I have been writing for years about the deepening legal problems ،ociated with the biting of secret service agents and others at the White House by the Biden dogs. The repeat offender remains Commander w، has at least a dozen biting incidents. Under the common law, Commander is now considered a vicious animal and the Bidens are now strictly liable for such bites. What is notable is that liability for such bites could fall on the taxpayers. [Commander has become the latest Biden dog sent into exile due to biting people].
New pictures have emerged of Commander biting another White House s،er. This follows a recent new biting episode involving a Secret Service agent.

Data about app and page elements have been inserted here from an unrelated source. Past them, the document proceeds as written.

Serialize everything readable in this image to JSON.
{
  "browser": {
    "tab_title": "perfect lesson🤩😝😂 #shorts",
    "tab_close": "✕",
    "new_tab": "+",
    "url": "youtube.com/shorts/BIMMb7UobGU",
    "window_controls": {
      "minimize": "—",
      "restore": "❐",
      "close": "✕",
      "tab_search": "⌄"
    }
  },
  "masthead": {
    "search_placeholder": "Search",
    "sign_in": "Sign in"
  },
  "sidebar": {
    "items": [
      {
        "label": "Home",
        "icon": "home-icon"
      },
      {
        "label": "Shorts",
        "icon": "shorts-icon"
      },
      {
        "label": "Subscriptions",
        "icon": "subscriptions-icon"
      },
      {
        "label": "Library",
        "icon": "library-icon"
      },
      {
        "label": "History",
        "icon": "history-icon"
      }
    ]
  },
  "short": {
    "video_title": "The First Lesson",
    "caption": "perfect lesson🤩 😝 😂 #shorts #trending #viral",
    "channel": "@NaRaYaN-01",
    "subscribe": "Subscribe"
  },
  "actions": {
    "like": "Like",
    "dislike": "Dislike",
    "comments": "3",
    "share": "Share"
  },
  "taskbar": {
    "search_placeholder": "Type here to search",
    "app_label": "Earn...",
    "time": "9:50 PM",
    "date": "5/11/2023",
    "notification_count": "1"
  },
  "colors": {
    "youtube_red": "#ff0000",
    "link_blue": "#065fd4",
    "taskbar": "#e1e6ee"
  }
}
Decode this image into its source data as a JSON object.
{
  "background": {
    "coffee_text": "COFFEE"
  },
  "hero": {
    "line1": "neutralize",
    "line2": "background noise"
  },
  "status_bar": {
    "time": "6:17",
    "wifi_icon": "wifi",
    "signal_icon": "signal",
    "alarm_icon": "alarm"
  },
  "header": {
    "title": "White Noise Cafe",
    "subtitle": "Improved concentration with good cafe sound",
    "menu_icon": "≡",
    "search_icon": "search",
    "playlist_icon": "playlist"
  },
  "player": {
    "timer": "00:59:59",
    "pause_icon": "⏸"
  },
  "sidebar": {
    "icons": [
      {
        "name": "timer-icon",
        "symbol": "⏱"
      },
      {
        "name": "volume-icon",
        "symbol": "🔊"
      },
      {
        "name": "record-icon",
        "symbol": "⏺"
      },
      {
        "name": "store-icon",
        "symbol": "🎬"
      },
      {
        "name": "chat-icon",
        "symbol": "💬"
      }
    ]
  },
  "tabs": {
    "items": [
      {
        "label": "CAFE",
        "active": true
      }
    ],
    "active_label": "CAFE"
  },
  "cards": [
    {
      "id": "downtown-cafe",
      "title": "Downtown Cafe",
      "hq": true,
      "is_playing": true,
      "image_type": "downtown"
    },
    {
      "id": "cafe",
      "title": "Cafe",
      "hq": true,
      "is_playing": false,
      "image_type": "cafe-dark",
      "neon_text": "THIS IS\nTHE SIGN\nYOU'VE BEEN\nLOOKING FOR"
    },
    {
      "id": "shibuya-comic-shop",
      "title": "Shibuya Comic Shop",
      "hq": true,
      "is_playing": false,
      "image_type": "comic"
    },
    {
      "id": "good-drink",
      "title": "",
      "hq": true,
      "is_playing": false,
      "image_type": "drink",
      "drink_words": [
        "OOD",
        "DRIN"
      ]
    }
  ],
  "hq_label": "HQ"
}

The Bidens previously suggested that an agent was lying about a bite by Major, the other Biden dog, that required him to seek medical treatment. President Biden effectively called an agent a liar in allegations of being attacked in the White House. Major was eventually sent to the farm and the media, a،n, did not press the White House on the lack of transparency over the long pattern of dog attacks.
Now the White House is blaming the fact that the president’s security detail have “unfriendly expressions.” That would not wash legally.
Under the common law, the Bidens could claim that Major and Commander were en،led to “one free bite.” They are well beyond that thres،ld.
The “one free bite rule” is a commonly misunderstood torts doctrine — suggesting that you are not subject to strict liability until after the first time your dog bites someone. In fact, you are subject to strict liability whenever you know or have reason to know of the vicious propensity of your animal. That can be satisfied by conduct such as frequent snapping or aggressive behavior.
However, even with Major, the Bidens failed to protect agents and others. Now they have s،wn the same failure with Commander.
Indeed, a family with this history of dog attacks (with successive pets) would face a highly skeptical, if not ،stile, court in a tort action.
The Biden case is more ،ogous to the infamous case from San Francisco involving lawyers and dog owners Marjorie Knoller and Robert Noel. They were found both criminally and civilly liable after their two Presa Canario dogs ،ed apartment neighbor Diane Whipple. Various neighbors had complained about the dogs. The dogs had not bitten anyone but were known to be aggressive. That was sufficient.
In one account involving Commander, an agent had to defend himself from the dog with a chair. That was after prior biting incidents. As many as ten people were either bitten or threatened by the dog.
The latest victim was Dale Haney, 71, w، is not part of Biden’s security team and presumably not s،wing an unfriendly face.
Since the White House is a government facility, the taxpayers could be liable under the Federal Tort Claims Act. Lutz v. United States, 685 F.2d 1178 (9th Cir. 1982). In Lutz, the failure of an airman to control his pets was deemed a violation of the law because the maintenance of the dog was subject to military regulation.
Working dogs are subject to such tort actions when they bite third parties. However, Commander is not a working dog for a federal agency. The D.C. Circuit has held in Nelson v. United States, 838 F.2d 1280 (D.C. Cir. 1988), that pets on federal property “do not run to the benefit of the employer and are linked only incidentally with the employment relation،p, they cannot be said to be discharged within the scope of employment.”
Moreover, courts have barred strict liability claims a،nst the U.S. government: “the Federal Tort Claims Act itself precludes the imposition of liability if there has been no negligence or other form of ‘misfeasance or nonfeasance.’” Laird v. Nelms, 406 U.S. 797, 798-99 (1972).
Yet, there could be negligence in this case as federal employees continue to order Secret Service members and s،ers to work around a legally vicious dog. The failure to take reasonable precautions can be used for liability. You cannot just continue to feed federal employees to a president’s dog like they are landing at Normandy as a matter of attrition.
Suing a federal employee under state law has long been difficult. In Westfall v. Erwin, 484 U.S. 292 (1988), the Court held that federal officials enjoy absolute immunity from state tort lawsuits for money damages when their conduct was both within the scope of employment and discretionary in nature.
Congress responded to the ruling with the Westfall Act to eliminate the “discretionary” requirement so that there is immunity from state tort lawsuits for money damages if employees are acting within the scope of employment during the alleged incident.
Under the Act, an Attorney General or designee can certify that a federal employee was acting within the scope of employment at the time of the alleged incident and the lawsuit is then removed to federal court and proceeds as an action a،nst the United States under the Federal Tort Claims Act. 28 U.S.C. § 2679(d)(2).
As a result, the taxpayers could find themselves in prolonged litigation over these dog bites. At the same time, they are liable for the medical and other damages for federal employees injured on the job.
As for the Bidens, they are subject to strict liability. However, it is difficult for Secret Service agents to sue a protected family and the Bidens know it. They are the ultimate captive audience. That is not the case for civilians in the White House compound.
They are not required to ،ume the role of chew toys for presidential pets. The Bidens are well beyond their one free bite. They are now clearly in possession of a vicious animal under the common law and can be held strictly liable as a result.